While you might think that the root of the allergy problem lies in the dust itself, dust mites are the trigger. Dr. Jay Portnoy, a professor of immunology who has developed guidelines for treating dust mite allergies, explains that these tiny creatures have about the same size as most dust particles, and they feed on dead human skin in carpets, furniture and beds.
While air purifiers are effective at removing the majority of harmful air particles from a single room, they certainly don’t remove all of the particles, and certainly not those that have penetrated walls, floors, and furnishings, explains Dr. Alana Bigers, MD, assistant professor of medicine at the University of Illinois-Chicago.
It is also not effective for those with dust mites because the mites live in carpets and bedding.
How do air purifiers help with dust?
This begs the question, do air purifiers help with the same dust particles? First of all, if you are going to unplug the air purifier, you will find something different inside depending on the type you purchased.
In theory, the fibers in a high-efficiency air (HEPA) filter will filter out 99.97% of airborne particles as small as 0.3 microns, according to the Environmental Protection Agency. So, that covers your traditional pollutants, including dust, pollen, mold and bacteria – all of which are mostly fine particles less than 2.5 microns, and the most annoying of health problems.
“While a standard air purifier typically contains a pre-filter and a HEPA filter to process these types of particulates, other air purifiers may force the air through an electrostatic filter or compress chemicals and odors by absorbing them and trapping them in a carbon filter,” Bassett says. These carbon-based filters are better equipped to deal with particulates and odors than things like dust and lint.

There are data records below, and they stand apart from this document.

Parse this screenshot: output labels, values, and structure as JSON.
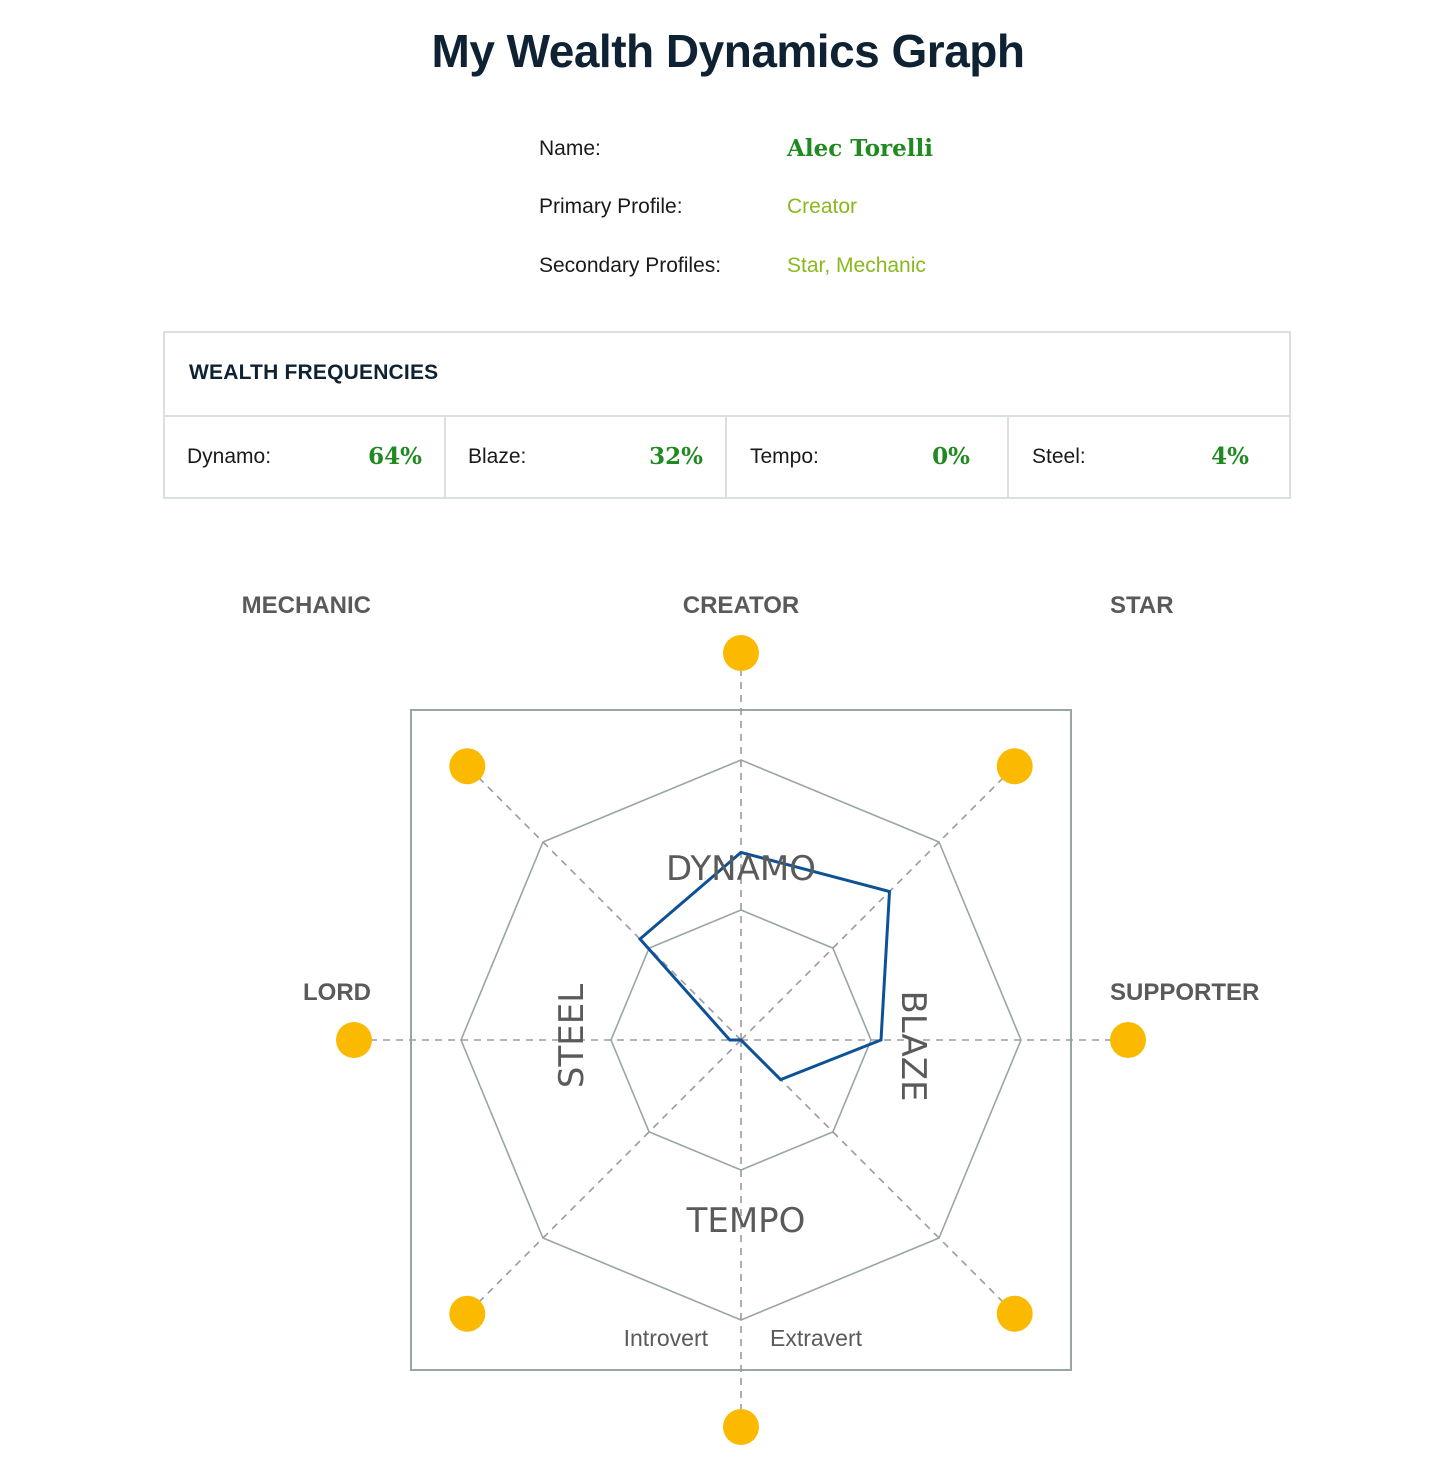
{
  "page": {
    "title": "My Wealth Dynamics Graph"
  },
  "profile": {
    "name_label": "Name:",
    "name_value": "Alec Torelli",
    "primary_label": "Primary Profile:",
    "primary_value": "Creator",
    "secondary_label": "Secondary Profiles:",
    "secondary_value": "Star, Mechanic"
  },
  "frequencies": {
    "title": "WEALTH FREQUENCIES",
    "items": [
      {
        "label": "Dynamo:",
        "value": "64%"
      },
      {
        "label": "Blaze:",
        "value": "32%"
      },
      {
        "label": "Tempo:",
        "value": "0%"
      },
      {
        "label": "Steel:",
        "value": "4%"
      }
    ]
  },
  "colors": {
    "title": "#0f2233",
    "name_value": "#1f8a1f",
    "profile_value": "#8ab81f",
    "percent": "#1f8a1f",
    "marker": "#fbb900",
    "series_line": "#0d5296",
    "grid": "#9aa5a5",
    "axis": "#9b9b9b"
  },
  "chart_data": {
    "type": "radar",
    "title": "",
    "profiles": [
      "CREATOR",
      "STAR",
      "SUPPORTER",
      "",
      "",
      "",
      "LORD",
      "MECHANIC"
    ],
    "frequency_labels": [
      "DYNAMO",
      "BLAZE",
      "TEMPO",
      "STEEL"
    ],
    "axis_labels": [
      "Introvert",
      "Extravert"
    ],
    "rings": 3,
    "series": [
      {
        "values": [
          0.67,
          0.75,
          0.5,
          0.2,
          0.0,
          0.0,
          0.04,
          0.51
        ]
      }
    ]
  }
}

So, while air purifiers with HEPA filters seem to have more luck filtering dust from your home, other dust-control measures are still necessary. Without other methods of breaking down dust such as proper ventilation and stopping pollutants at their source, the Environmental Protection Agency suggests that air purifiers are powerless at lowering indoor air pollution levels — including dust.
Do air purifiers help get rid of dust mites?
Nobody likes to share their home with unwanted intruders, and unfortunately, it’s not uncommon for dust mites to like your home. In fact, one survey found that dust mites were infested in 84% of households in the United States. For those with dust mite allergy, this presents a whole new scheme of problems, including sneezing and a stuffy or runny nose.
For many people, it’s the proteins in dust mite droppings that cause symptoms, not the mites themselves, according to scientists at the National Institute of Environmental Health Sciences. Once dust mites have a fine squeak of dead skin cells, the enzymes they use to break down food come out the other end in tiny fecal pellets, which are incredibly powerful allergens, according to Portnoy.
Litter gets caught in “dust traps” such as rugs, rugs, blankets, and curtains. So instead of relying on an air purifier, scientists say the best way to get rid of dust mite droppings is to steam dry furniture and soft furnishings, vacuum carpets, and swap out your bedding for an allergen-resistant alternative.
How will you know if air purifiers help remove dust?
Once your air purifier is on, it can be hard to tell if anything is going on. After all, we can’t actually see dust particles with the human eye. You can determine how much an air purifier helps remove dust by pausing before making a purchase and noticing your symptoms. After purchasing an air purifier, do the same and compare notes.
The higher the Clean Air Delivery Rate (CADR), the more floor area your air cleaner can cover, and the more effective it will be, according to the Environmental Protection Agency. CADR is based on air flow rate and removal efficiency. This is how much clean air your device spits out in cubic feet per minute, so it’s important to buy an air purifier the right size for the job.
Above all, personal experience may be the best indicator of effectiveness. You should notice that the cold and itchy nose that used to be bothering you are getting better. This may indicate that there are fewer dust particles, dust mite droppings, and other pollutants that cause an allergic reaction. Check out our guide to the best air purifiers for allergies if you’re looking to breathe easy.